● WHAT YOU ARE ASKED TO DO: Copy each entry below exactly as it appears.

----------------------------------------

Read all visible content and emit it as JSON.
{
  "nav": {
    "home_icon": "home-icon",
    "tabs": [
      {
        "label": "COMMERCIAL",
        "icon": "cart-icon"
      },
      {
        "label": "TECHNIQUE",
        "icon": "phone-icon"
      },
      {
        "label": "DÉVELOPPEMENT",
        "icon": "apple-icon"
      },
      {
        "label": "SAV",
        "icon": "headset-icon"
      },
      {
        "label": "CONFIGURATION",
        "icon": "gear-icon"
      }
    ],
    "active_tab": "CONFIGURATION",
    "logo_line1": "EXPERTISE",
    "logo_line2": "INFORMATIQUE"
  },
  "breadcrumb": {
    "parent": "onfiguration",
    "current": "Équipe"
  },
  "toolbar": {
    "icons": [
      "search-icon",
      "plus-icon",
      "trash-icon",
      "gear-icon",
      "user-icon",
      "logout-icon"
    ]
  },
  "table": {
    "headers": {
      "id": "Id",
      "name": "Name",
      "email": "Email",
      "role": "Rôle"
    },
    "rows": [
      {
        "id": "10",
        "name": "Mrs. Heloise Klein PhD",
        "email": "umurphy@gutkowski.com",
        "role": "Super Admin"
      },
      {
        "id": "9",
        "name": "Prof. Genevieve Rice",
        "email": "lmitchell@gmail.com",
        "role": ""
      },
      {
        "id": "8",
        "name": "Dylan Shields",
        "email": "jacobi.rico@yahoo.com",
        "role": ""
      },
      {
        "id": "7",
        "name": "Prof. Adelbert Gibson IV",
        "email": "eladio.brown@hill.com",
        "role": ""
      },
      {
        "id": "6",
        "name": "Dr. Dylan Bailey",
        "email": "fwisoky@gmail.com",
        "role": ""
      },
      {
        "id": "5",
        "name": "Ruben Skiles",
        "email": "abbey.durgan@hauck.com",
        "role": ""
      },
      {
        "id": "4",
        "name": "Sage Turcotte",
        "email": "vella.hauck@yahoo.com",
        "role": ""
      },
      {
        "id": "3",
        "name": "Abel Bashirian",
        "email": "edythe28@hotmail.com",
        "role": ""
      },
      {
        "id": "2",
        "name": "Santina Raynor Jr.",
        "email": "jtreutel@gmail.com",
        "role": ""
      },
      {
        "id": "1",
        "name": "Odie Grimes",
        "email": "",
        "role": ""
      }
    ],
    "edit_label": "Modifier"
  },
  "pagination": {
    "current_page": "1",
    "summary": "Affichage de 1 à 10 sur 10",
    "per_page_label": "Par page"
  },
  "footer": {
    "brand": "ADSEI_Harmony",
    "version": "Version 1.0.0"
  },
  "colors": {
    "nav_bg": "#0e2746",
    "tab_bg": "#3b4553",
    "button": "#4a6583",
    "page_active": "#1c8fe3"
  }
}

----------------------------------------

● RESPONSE:
Read all visible content and emit it as JSON.
{
  "nav": {
    "home_icon": "home-icon",
    "tabs": [
      {
        "label": "COMMERCIAL",
        "icon": "cart-icon"
      },
      {
        "label": "TECHNIQUE",
        "icon": "phone-icon"
      },
      {
        "label": "DÉVELOPPEMENT",
        "icon": "apple-icon"
      },
      {
        "label": "SAV",
        "icon": "headset-icon"
      },
      {
        "label": "CONFIGURATION",
        "icon": "gear-icon"
      }
    ],
    "active_tab": "CONFIGURATION",
    "logo_line1": "EXPERTISE",
    "logo_line2": "INFORMATIQUE"
  },
  "breadcrumb": {
    "parent": "onfiguration",
    "current": "Équipe"
  },
  "toolbar": {
    "icons": [
      "search-icon",
      "plus-icon",
      "trash-icon",
      "gear-icon",
      "user-icon",
      "logout-icon"
    ]
  },
  "table": {
    "headers": {
      "id": "Id",
      "name": "Name",
      "email": "Email",
      "role": "Rôle"
    },
    "rows": [
      {
        "id": "10",
        "name": "Mrs. Heloise Klein PhD",
        "email": "umurphy@gutkowski.com",
        "role": "Super Admin"
      },
      {
        "id": "9",
        "name": "Prof. Genevieve Rice",
        "email": "lmitchell@gmail.com",
        "role": ""
      },
      {
        "id": "8",
        "name": "Dylan Shields",
        "email": "jacobi.rico@yahoo.com",
        "role": ""
      },
      {
        "id": "7",
        "name": "Prof. Adelbert Gibson IV",
        "email": "eladio.brown@hill.com",
        "role": ""
      },
      {
        "id": "6",
        "name": "Dr. Dylan Bailey",
        "email": "fwisoky@gmail.com",
        "role": ""
      },
      {
        "id": "5",
        "name": "Ruben Skiles",
        "email": "abbey.durgan@hauck.com",
        "role": ""
      },
      {
        "id": "4",
        "name": "Sage Turcotte",
        "email": "vella.hauck@yahoo.com",
        "role": ""
      },
      {
        "id": "3",
        "name": "Abel Bashirian",
        "email": "edythe28@hotmail.com",
        "role": ""
      },
      {
        "id": "2",
        "name": "Santina Raynor Jr.",
        "email": "jtreutel@gmail.com",
        "role": ""
      },
      {
        "id": "1",
        "name": "Odie Grimes",
        "email": "",
        "role": ""
      }
    ],
    "edit_label": "Modifier"
  },
  "pagination": {
    "current_page": "1",
    "summary": "Affichage de 1 à 10 sur 10",
    "per_page_label": "Par page"
  },
  "footer": {
    "brand": "ADSEI_Harmony",
    "version": "Version 1.0.0"
  },
  "colors": {
    "nav_bg": "#0e2746",
    "tab_bg": "#3b4553",
    "button": "#4a6583",
    "page_active": "#1c8fe3"
  }
}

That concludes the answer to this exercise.